### Problem to solve
Where a line of the data below has the string "icon", copy that line.

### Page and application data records
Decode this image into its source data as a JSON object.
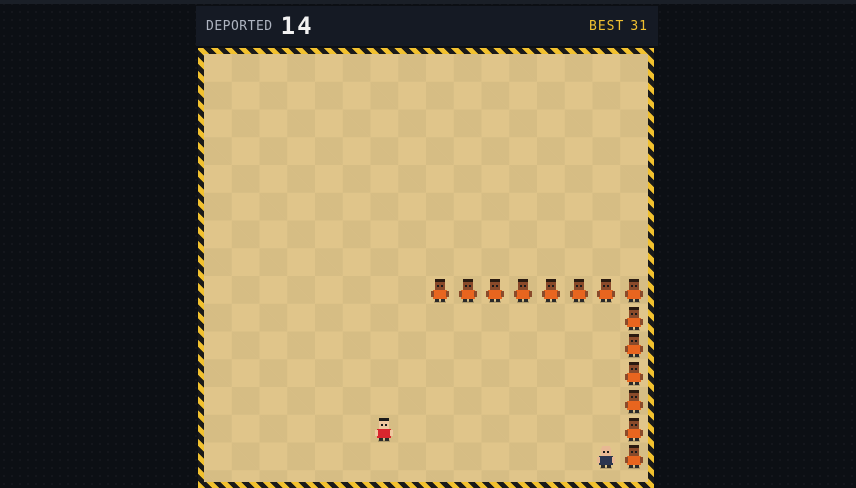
{
  "hud": {
    "score_label": "DEPORTED",
    "score_value": "14",
    "best_label": "BEST",
    "best_value": "31"
  },
  "colors": {
    "hazard_yellow": "#f2c12e",
    "best_text": "#f0c030",
    "sand": "#e0c58a",
    "prisoner_orange": "#e8651f",
    "player_red": "#d9262e"
  },
  "game": {
    "grid_cols": 16,
    "grid_rows": 16,
    "player": {
      "col": 6,
      "row": 13,
      "icon": "player-red-shirt-icon"
    },
    "guard": {
      "col": 14,
      "row": 14,
      "icon": "bald-guard-icon"
    },
    "chain": [
      {
        "col": 8,
        "row": 8,
        "hair": "dark"
      },
      {
        "col": 9,
        "row": 8,
        "hair": "dark"
      },
      {
        "col": 10,
        "row": 8,
        "hair": "dark"
      },
      {
        "col": 11,
        "row": 8,
        "hair": "dark"
      },
      {
        "col": 12,
        "row": 8,
        "hair": "dark"
      },
      {
        "col": 13,
        "row": 8,
        "hair": "dark"
      },
      {
        "col": 14,
        "row": 8,
        "hair": "dark"
      },
      {
        "col": 15,
        "row": 8,
        "hair": "dark"
      },
      {
        "col": 15,
        "row": 9,
        "hair": "dark"
      },
      {
        "col": 15,
        "row": 10,
        "hair": "dark"
      },
      {
        "col": 15,
        "row": 11,
        "hair": "dark"
      },
      {
        "col": 15,
        "row": 12,
        "hair": "dark"
      },
      {
        "col": 15,
        "row": 13,
        "hair": "dark"
      },
      {
        "col": 15,
        "row": 14,
        "hair": "dark"
      }
    ]
  }
}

### Solution for this exercise
      "icon": "player-red-shirt-icon"
      "icon": "bald-guard-icon"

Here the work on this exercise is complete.